CLARKSVILLE, Tenn. – The Braun’s rock-cress is a strange-looking little plant with star-shaped hairs covering its stems and leaves. It grows almost exclusively in the shade, usually around rock outcroppings in forests, and if you were to happen upon it, you might mistake it for a weed.
The odds of you finding a Braun’s rock-cress, however, are extremely rare. The peculiar plant is only found in two areas of the world, and in the mid-1990s, it was listed as a federally endangered species. Earlier this year, the Tennessee Department of Environment and Conservation awarded APSU professor of biology Dr. Carol Baskauf a $10,000 contract to study the population genetics of the plant species, and her research may provide valuable information aiding efforts to protect this plant.
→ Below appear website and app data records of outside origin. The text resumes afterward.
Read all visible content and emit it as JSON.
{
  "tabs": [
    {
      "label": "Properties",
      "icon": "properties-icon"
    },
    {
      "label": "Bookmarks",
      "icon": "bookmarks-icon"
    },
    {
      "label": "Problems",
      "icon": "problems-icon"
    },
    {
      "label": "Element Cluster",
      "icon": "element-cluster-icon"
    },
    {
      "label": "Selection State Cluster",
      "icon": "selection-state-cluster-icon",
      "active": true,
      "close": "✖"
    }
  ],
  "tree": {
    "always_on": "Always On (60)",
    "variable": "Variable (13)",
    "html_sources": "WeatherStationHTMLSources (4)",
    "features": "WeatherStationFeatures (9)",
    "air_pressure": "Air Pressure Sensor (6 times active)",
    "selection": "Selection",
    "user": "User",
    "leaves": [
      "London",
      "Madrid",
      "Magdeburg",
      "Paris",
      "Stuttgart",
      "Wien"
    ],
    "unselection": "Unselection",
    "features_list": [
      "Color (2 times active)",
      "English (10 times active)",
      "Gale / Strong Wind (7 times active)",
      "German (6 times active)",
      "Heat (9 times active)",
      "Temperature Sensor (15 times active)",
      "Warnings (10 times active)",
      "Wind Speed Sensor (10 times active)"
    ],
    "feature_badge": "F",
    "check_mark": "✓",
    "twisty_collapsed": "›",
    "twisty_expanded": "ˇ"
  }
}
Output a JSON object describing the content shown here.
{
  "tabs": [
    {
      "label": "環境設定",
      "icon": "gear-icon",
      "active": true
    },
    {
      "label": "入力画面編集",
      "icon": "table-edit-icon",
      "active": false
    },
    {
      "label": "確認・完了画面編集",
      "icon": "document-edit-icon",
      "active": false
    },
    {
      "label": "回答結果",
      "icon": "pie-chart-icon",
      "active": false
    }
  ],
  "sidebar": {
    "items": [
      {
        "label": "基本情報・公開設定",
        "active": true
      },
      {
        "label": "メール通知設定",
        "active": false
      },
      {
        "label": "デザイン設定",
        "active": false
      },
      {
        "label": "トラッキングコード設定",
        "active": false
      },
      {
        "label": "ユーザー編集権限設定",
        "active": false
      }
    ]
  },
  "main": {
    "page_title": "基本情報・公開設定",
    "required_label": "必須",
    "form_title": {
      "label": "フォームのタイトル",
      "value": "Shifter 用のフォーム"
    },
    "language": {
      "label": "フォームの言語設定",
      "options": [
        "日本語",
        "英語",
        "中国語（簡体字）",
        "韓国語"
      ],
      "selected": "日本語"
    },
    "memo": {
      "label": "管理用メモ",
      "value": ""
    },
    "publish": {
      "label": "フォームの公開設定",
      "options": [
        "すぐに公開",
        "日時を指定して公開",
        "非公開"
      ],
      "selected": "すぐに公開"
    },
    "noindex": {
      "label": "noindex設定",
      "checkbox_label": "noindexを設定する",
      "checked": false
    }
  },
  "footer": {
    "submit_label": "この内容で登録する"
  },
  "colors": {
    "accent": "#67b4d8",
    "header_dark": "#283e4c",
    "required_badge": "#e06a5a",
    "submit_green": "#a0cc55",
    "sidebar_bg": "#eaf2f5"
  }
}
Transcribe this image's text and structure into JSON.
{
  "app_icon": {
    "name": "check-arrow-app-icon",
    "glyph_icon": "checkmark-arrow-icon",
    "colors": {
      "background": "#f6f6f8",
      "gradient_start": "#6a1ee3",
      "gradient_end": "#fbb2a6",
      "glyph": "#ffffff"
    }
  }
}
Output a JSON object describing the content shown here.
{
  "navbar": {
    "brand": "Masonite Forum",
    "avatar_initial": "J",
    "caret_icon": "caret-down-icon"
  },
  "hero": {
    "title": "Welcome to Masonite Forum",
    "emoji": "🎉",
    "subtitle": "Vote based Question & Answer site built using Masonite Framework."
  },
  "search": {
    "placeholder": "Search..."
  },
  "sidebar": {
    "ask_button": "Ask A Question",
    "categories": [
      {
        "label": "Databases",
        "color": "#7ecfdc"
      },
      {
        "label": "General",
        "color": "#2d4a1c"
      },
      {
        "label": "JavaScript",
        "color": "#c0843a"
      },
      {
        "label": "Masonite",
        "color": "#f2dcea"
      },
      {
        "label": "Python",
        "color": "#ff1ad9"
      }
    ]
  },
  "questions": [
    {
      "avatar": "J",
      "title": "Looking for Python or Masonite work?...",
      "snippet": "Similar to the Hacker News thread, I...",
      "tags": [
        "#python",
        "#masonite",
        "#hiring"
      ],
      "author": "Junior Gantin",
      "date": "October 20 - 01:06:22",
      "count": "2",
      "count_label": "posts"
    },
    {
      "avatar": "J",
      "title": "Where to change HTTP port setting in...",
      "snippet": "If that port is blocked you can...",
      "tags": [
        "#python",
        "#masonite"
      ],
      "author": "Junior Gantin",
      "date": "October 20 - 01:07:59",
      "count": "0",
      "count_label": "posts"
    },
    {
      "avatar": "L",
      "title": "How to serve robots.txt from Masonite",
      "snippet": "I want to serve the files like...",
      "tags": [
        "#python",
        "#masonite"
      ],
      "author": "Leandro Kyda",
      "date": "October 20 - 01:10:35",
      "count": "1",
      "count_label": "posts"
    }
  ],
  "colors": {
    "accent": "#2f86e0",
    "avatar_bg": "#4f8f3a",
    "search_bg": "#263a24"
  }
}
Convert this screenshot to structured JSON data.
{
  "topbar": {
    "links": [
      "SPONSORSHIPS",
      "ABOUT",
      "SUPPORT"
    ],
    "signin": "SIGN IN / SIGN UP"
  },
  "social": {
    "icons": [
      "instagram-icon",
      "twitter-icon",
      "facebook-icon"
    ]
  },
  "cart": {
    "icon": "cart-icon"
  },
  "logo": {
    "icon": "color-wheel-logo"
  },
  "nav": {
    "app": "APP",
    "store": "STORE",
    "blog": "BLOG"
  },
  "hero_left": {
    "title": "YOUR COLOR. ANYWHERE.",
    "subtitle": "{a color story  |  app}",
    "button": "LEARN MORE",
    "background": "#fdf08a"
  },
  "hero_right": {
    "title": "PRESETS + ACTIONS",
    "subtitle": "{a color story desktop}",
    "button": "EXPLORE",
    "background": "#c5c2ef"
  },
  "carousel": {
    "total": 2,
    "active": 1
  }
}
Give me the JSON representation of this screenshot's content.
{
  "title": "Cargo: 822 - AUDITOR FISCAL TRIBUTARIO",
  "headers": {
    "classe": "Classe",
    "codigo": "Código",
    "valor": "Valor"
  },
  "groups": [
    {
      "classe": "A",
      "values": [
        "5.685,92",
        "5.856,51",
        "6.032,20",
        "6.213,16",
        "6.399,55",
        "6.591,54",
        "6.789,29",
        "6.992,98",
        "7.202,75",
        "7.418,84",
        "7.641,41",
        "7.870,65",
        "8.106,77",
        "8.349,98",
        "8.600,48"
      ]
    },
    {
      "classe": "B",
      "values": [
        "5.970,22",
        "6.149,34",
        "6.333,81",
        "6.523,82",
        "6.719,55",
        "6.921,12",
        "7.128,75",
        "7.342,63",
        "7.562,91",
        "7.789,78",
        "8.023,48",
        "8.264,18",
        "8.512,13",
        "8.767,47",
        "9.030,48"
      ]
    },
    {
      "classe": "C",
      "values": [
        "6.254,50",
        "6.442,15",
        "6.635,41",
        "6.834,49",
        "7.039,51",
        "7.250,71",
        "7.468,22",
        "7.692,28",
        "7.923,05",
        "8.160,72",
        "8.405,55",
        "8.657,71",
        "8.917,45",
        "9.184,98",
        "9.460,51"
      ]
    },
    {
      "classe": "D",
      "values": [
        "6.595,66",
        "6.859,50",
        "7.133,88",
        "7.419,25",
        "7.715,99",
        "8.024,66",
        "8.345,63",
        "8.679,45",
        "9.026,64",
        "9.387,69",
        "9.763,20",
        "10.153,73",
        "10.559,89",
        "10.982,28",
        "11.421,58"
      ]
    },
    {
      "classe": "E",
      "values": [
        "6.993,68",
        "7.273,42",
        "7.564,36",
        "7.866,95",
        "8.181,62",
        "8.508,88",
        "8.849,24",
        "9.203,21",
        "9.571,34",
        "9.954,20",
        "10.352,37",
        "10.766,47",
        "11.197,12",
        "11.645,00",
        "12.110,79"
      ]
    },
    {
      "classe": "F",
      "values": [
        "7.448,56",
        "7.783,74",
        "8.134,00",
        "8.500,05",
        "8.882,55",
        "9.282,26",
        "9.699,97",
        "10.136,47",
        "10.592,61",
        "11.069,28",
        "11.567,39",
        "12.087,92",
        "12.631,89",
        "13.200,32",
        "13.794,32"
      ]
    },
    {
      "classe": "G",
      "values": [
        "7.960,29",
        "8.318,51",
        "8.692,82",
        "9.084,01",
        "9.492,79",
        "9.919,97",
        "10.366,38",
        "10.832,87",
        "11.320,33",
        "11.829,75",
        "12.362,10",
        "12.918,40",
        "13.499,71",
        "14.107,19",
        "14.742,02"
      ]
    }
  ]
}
Baskauf explained that there are various ways genetic information is useful in conservation management decisions for rare species. Due to limited funds, conservationists often have to make choices about which populations of an endangered species to preserve, and one factor they may take into consideration is genetic variability. Low levels of genetic variability might make a species more vulnerable to extinction, so it is important to preserve as much of the species’ diversity as possible. Information about which populations have the highest diversity and how genetically different populations are from each other can be useful in determining which populations to prioritize for protection, as well as helping with other management decisions such as determining which populations would be the best seed sources for starting new populations, or whether cross-pollination between plants from different populations would be likely to result in offspring with higher levels of genetic variability.
One thing conservationists wanted to know was whether Tennessee plants were genetically different from Kentucky plants.
“You have this big gap between the populations,” Baskauf said, pointing to a map showing the species’ distribution. With the Tennessee and Kentucky populations separated by at least 120 miles, it would be very unlikely for pollen or seeds to move between the two states, which in turn would make it more likely that plants from the two states could be genetically different. But when her graduate student, Nacole Jinks (2009), looked at allozyme genes in plants from both states, she found they were nearly identical. In fact, Braun’s rock-cress had less genetic variability than any other rare species that Baskauf had ever studied.
“It was quite interesting and surprising,” Baskauf said. “I expected the species to have more genetic variability than that.”
But Baskauf knew that allozyme genes are often less variable than some other genetic markers, such as microsatellites – a type of genetic marker that she had been wanting to learn to use. “Microsatellites are a type of genetic marker that tends to have a lot of variability in many species.”
So last spring, Baskauf took a semester off of teaching, thanks to an APSU Faculty Development Leave Award, and headed to Vanderbilt University to learn how to use microsatellites in the lab of Dr. David McCauley. In the process she found that there are some major genetic difference between the Tennessee populations and the Kentucky populations of Braun’s rock-cress, and even some differences among the Tennessee populations.
Her findings are due to TDEC this December, where they will contribute to conservation management plans for this endangered species. But an added benefit of her research, Baskauf said, is that she can now teach her students how to work with these highly variable and informative microsatellites.
“We encourage biology students to do research projects,” she said. Learning to use new genetic markers such as microsatellites provides me with more tools and more flexibility for my own research as well as for research with APSU undergraduate and graduate students.”
For more information on Baskauf’s work with TDEC or microsatellites, contact her at email@example.com.